BI should stop remunerating the statutory reserves

By Harry Pattikawa Rotterdam, the Netherlands A senior credit analyst at a Dutch bank. The views expressed are his own.



The Jakarta Post

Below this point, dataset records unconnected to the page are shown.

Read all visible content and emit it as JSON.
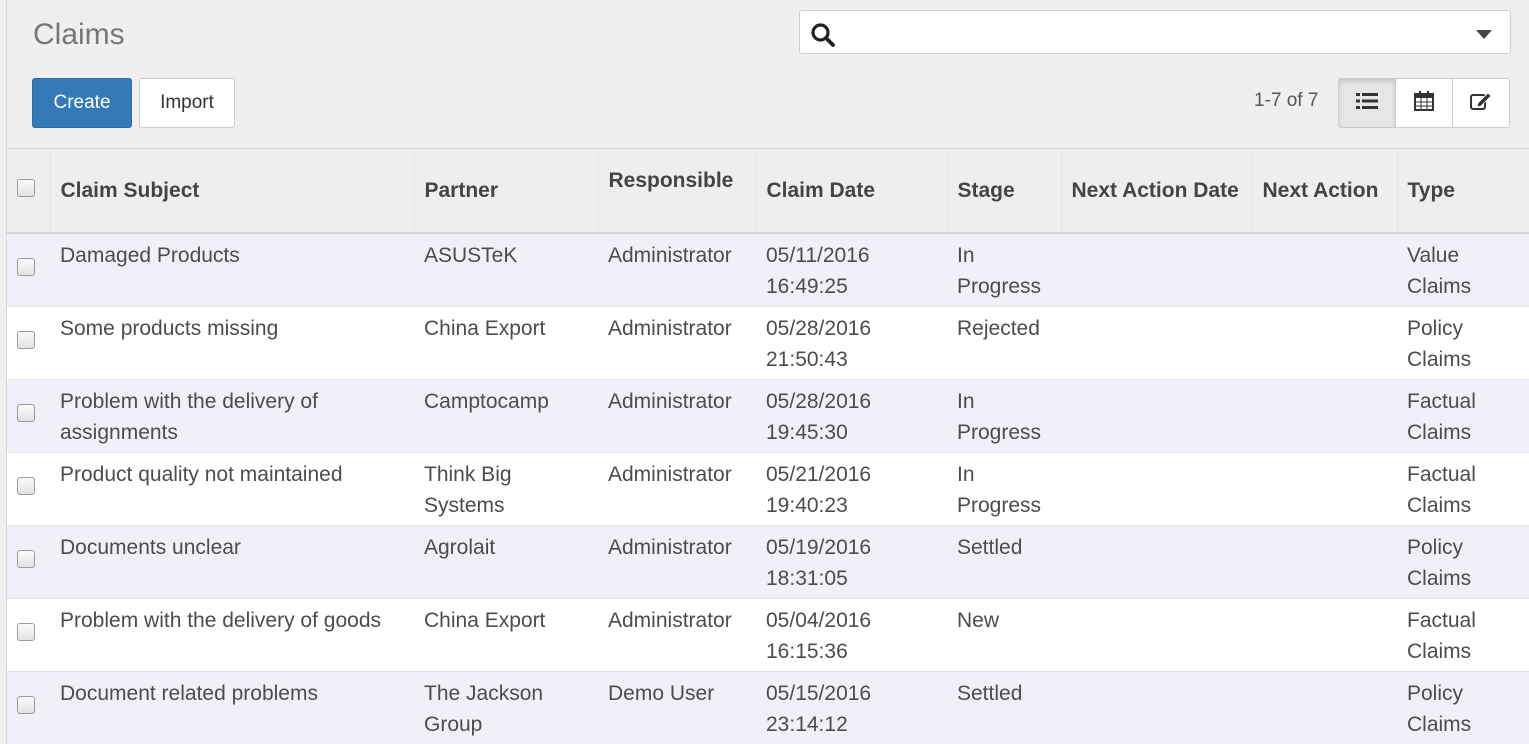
{
  "header": {
    "title": "Claims"
  },
  "search": {
    "value": "",
    "placeholder": ""
  },
  "buttons": {
    "create": "Create",
    "import": "Import"
  },
  "pager": {
    "text": "1-7 of 7"
  },
  "views": [
    {
      "name": "list-view",
      "icon": "list-icon",
      "active": true
    },
    {
      "name": "calendar-view",
      "icon": "calendar-icon",
      "active": false
    },
    {
      "name": "form-view",
      "icon": "edit-icon",
      "active": false
    }
  ],
  "table": {
    "columns": [
      "Claim Subject",
      "Partner",
      "Responsible",
      "Claim Date",
      "Stage",
      "Next Action Date",
      "Next Action",
      "Type"
    ],
    "rows": [
      [
        "Damaged Products",
        "ASUSTeK",
        "Administrator",
        "05/11/2016 16:49:25",
        "In Progress",
        "",
        "",
        "Value Claims"
      ],
      [
        "Some products missing",
        "China Export",
        "Administrator",
        "05/28/2016 21:50:43",
        "Rejected",
        "",
        "",
        "Policy Claims"
      ],
      [
        "Problem with the delivery of assignments",
        "Camptocamp",
        "Administrator",
        "05/28/2016 19:45:30",
        "In Progress",
        "",
        "",
        "Factual Claims"
      ],
      [
        "Product quality not maintained",
        "Think Big Systems",
        "Administrator",
        "05/21/2016 19:40:23",
        "In Progress",
        "",
        "",
        "Factual Claims"
      ],
      [
        "Documents unclear",
        "Agrolait",
        "Administrator",
        "05/19/2016 18:31:05",
        "Settled",
        "",
        "",
        "Policy Claims"
      ],
      [
        "Problem with the delivery of goods",
        "China Export",
        "Administrator",
        "05/04/2016 16:15:36",
        "New",
        "",
        "",
        "Factual Claims"
      ],
      [
        "Document related problems",
        "The Jackson Group",
        "Demo User",
        "05/15/2016 23:14:12",
        "Settled",
        "",
        "",
        "Policy Claims"
      ]
    ]
  },
  "colors": {
    "primary": "#337ab7",
    "control_panel_bg": "#f0eeee",
    "row_stripe": "#f0f0f9",
    "header_bg": "#eeeeee"
  }
}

Bank Indonesia (BI) will gradually increase the statutory Reserves Requirement Ratio (RRR) to 6.5 percent in September. The critical point to note here is that BI provides remuneration to banks in the form of 1.5 percent interest on the RRR. The RRR is an obligation for banks set by BI first to foster the health of banks for financial stability and strengthen the resilience of financial institutions against external risks. The second objective is monetary control, such as to offset below-trend output growth. The third is liquidity management, which seeks to influence the liquidity of the banking system to reduce pressure on inflation, exchange rates and interest rates. The third is the BI’s main objective in this regard. What are the economic benefits of BI’s strategy of giving remuneration to banks, while the RRR is an obligation based on law? Helping boost profitability for banks is not BI’s mission. On the other hand, the profitability of Indonesian banks amid COVID-19 remains the highest in Asia Pacific during 2020 and remained profitable in 2021. There are at least four points that need to be addressed about the setup of this remuneration on the RRR. First, according to the Organization for Economic Cooperation and Development (OECD), most countries do not remunerate the RRR and the RRR is de facto a tax in the banking sector. The OECD is of the opinion that the remuneration of RRR could have a negative impact on a central bank’s financial position, which could eventually have a negative impact on a central bank’s effectiveness in my view. Second, looking at it from a general prudent perspective, remuneration practice of the RRR in countries where the central bank is not a bank supervisor such as in Indonesia is questionable according to the International Monetary Fund. Remuneration of the RRR provides an incentive for banks to keep reserves at the central banks, but may not be the right way to motivate keeping cash balances for the intended purpose of prudence, as the central banks are not the banking supervisors. The IMF then argues that the RRR remuneration weakens or eliminates the impact of the RRR on interest rate spreads in the market, and in my view, it can have negative effects on central banks’ effectiveness. Third, the RRR is an obligation by law. It sounds asymmetrical, providing a lure in exchange for something that is already mandatory. BI’s remuneration practice on the RRR fits the definition of subsidy or the provision of state from the state for banks. For instance, the provision of state aid to a sector is prohibited in principle in the European Union because it can distort competition in the European market. The provision of the state is present if the (local) government provides economic benefits to companies that are obtained from state resources. Fourth, BI’s policy to provide remuneration on the RRR sharpens inequality in Indonesia. It is well known that the Indonesian banking sector has been profitable in this COVID-19 era. The remuneration on the RRR will most probably lift the overall remuneration in the banking sector for their stakeholder’s exceeding reasonableness compared with other sectors that are experiencing difficulties due to COVID-19. Thomas Piketty, a Nobel laureate in economics, argues in his book Capital in the Twenty-First Century, which focuses on wealth and income inequality, that inequality increases when returns on capital exceed economic growth. Granting remuneration on the RRR to a banking sector that has already been profitable enough will boost returns on capital in the banking sector, outpacing the economic growth. Consequently, inequality continues to grow. The RRR is a part of public savings that banks must keep in BI. With this RRR deposit, BI as the lender of this last resort is able to inject liquidity into the financial system in the event of a financial crisis. This then becomes an opportunity cost for the banking sector, yet on the other hand, the Indonesian banking sector gets a kind of remuneration insurance. Last but not least, the RRR will be more flexible and effective as a monetary policy tool if the RRR is purely interest-free.